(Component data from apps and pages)

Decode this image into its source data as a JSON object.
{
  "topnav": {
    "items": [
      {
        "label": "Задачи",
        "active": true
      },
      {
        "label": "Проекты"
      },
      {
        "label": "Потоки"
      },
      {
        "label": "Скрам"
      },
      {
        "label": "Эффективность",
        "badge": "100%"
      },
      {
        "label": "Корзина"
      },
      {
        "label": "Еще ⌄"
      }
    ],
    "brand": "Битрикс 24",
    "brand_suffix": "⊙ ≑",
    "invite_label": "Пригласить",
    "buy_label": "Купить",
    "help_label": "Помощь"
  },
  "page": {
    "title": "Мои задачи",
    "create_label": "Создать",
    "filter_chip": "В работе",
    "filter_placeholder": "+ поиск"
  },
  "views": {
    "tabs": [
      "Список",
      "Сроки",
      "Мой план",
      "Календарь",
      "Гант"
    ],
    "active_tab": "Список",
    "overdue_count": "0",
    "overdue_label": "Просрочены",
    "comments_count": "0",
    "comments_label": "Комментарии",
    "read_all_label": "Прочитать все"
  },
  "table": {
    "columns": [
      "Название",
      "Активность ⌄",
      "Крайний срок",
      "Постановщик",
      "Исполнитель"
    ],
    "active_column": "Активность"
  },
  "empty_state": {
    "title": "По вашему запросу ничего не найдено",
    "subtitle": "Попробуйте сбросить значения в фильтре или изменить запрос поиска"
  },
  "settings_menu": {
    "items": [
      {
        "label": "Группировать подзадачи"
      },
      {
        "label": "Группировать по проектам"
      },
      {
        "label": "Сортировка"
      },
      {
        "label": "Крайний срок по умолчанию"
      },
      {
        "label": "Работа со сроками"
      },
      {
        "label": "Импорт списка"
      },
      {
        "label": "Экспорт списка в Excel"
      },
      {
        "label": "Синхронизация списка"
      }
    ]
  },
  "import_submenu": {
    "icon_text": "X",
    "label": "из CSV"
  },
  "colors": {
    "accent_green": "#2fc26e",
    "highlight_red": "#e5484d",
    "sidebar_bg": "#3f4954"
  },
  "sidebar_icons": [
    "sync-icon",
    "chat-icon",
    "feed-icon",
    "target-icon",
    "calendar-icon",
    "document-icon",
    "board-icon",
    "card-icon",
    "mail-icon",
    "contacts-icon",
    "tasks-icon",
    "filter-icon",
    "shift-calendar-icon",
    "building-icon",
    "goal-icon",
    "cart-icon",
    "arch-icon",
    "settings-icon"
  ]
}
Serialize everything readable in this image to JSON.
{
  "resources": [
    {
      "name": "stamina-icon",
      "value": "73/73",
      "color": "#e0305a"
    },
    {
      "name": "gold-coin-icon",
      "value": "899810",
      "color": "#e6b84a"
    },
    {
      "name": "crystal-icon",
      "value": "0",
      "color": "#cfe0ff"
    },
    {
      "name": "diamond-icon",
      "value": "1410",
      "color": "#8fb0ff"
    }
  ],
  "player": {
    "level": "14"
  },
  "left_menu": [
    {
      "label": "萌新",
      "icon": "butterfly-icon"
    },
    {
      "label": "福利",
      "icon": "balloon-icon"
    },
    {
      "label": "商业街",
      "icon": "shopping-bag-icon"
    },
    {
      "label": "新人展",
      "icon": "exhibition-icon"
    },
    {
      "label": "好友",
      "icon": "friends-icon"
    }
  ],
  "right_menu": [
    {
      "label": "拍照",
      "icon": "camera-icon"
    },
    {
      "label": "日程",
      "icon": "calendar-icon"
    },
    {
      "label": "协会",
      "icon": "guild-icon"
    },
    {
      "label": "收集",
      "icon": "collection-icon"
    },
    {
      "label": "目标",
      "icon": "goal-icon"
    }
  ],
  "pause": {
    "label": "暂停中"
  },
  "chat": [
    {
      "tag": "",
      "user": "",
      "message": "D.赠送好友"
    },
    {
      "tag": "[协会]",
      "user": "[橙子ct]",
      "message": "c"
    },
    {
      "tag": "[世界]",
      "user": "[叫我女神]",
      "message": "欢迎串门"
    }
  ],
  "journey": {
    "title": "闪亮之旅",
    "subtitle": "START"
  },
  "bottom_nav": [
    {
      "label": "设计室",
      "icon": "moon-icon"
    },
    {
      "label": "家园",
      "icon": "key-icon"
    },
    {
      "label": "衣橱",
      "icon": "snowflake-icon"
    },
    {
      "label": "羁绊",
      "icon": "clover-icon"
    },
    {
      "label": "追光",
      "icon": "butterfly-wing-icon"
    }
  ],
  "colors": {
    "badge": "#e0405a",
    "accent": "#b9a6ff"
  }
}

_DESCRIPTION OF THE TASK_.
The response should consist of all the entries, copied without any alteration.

_REPLY_.
Decode this image into its source data as a JSON object.
{
  "topnav": {
    "items": [
      {
        "label": "Задачи",
        "active": true
      },
      {
        "label": "Проекты"
      },
      {
        "label": "Потоки"
      },
      {
        "label": "Скрам"
      },
      {
        "label": "Эффективность",
        "badge": "100%"
      },
      {
        "label": "Корзина"
      },
      {
        "label": "Еще ⌄"
      }
    ],
    "brand": "Битрикс 24",
    "brand_suffix": "⊙ ≑",
    "invite_label": "Пригласить",
    "buy_label": "Купить",
    "help_label": "Помощь"
  },
  "page": {
    "title": "Мои задачи",
    "create_label": "Создать",
    "filter_chip": "В работе",
    "filter_placeholder": "+ поиск"
  },
  "views": {
    "tabs": [
      "Список",
      "Сроки",
      "Мой план",
      "Календарь",
      "Гант"
    ],
    "active_tab": "Список",
    "overdue_count": "0",
    "overdue_label": "Просрочены",
    "comments_count": "0",
    "comments_label": "Комментарии",
    "read_all_label": "Прочитать все"
  },
  "table": {
    "columns": [
      "Название",
      "Активность ⌄",
      "Крайний срок",
      "Постановщик",
      "Исполнитель"
    ],
    "active_column": "Активность"
  },
  "empty_state": {
    "title": "По вашему запросу ничего не найдено",
    "subtitle": "Попробуйте сбросить значения в фильтре или изменить запрос поиска"
  },
  "settings_menu": {
    "items": [
      {
        "label": "Группировать подзадачи"
      },
      {
        "label": "Группировать по проектам"
      },
      {
        "label": "Сортировка"
      },
      {
        "label": "Крайний срок по умолчанию"
      },
      {
        "label": "Работа со сроками"
      },
      {
        "label": "Импорт списка"
      },
      {
        "label": "Экспорт списка в Excel"
      },
      {
        "label": "Синхронизация списка"
      }
    ]
  },
  "import_submenu": {
    "icon_text": "X",
    "label": "из CSV"
  },
  "colors": {
    "accent_green": "#2fc26e",
    "highlight_red": "#e5484d",
    "sidebar_bg": "#3f4954"
  },
  "sidebar_icons": [
    "sync-icon",
    "chat-icon",
    "feed-icon",
    "target-icon",
    "calendar-icon",
    "document-icon",
    "board-icon",
    "card-icon",
    "mail-icon",
    "contacts-icon",
    "tasks-icon",
    "filter-icon",
    "shift-calendar-icon",
    "building-icon",
    "goal-icon",
    "cart-icon",
    "arch-icon",
    "settings-icon"
  ]
}
Serialize everything readable in this image to JSON.
{
  "resources": [
    {
      "name": "stamina-icon",
      "value": "73/73",
      "color": "#e0305a"
    },
    {
      "name": "gold-coin-icon",
      "value": "899810",
      "color": "#e6b84a"
    },
    {
      "name": "crystal-icon",
      "value": "0",
      "color": "#cfe0ff"
    },
    {
      "name": "diamond-icon",
      "value": "1410",
      "color": "#8fb0ff"
    }
  ],
  "player": {
    "level": "14"
  },
  "left_menu": [
    {
      "label": "萌新",
      "icon": "butterfly-icon"
    },
    {
      "label": "福利",
      "icon": "balloon-icon"
    },
    {
      "label": "商业街",
      "icon": "shopping-bag-icon"
    },
    {
      "label": "新人展",
      "icon": "exhibition-icon"
    },
    {
      "label": "好友",
      "icon": "friends-icon"
    }
  ],
  "right_menu": [
    {
      "label": "拍照",
      "icon": "camera-icon"
    },
    {
      "label": "日程",
      "icon": "calendar-icon"
    },
    {
      "label": "协会",
      "icon": "guild-icon"
    },
    {
      "label": "收集",
      "icon": "collection-icon"
    },
    {
      "label": "目标",
      "icon": "goal-icon"
    }
  ],
  "pause": {
    "label": "暂停中"
  },
  "chat": [
    {
      "tag": "",
      "user": "",
      "message": "D.赠送好友"
    },
    {
      "tag": "[协会]",
      "user": "[橙子ct]",
      "message": "c"
    },
    {
      "tag": "[世界]",
      "user": "[叫我女神]",
      "message": "欢迎串门"
    }
  ],
  "journey": {
    "title": "闪亮之旅",
    "subtitle": "START"
  },
  "bottom_nav": [
    {
      "label": "设计室",
      "icon": "moon-icon"
    },
    {
      "label": "家园",
      "icon": "key-icon"
    },
    {
      "label": "衣橱",
      "icon": "snowflake-icon"
    },
    {
      "label": "羁绊",
      "icon": "clover-icon"
    },
    {
      "label": "追光",
      "icon": "butterfly-wing-icon"
    }
  ],
  "colors": {
    "badge": "#e0405a",
    "accent": "#b9a6ff"
  }
}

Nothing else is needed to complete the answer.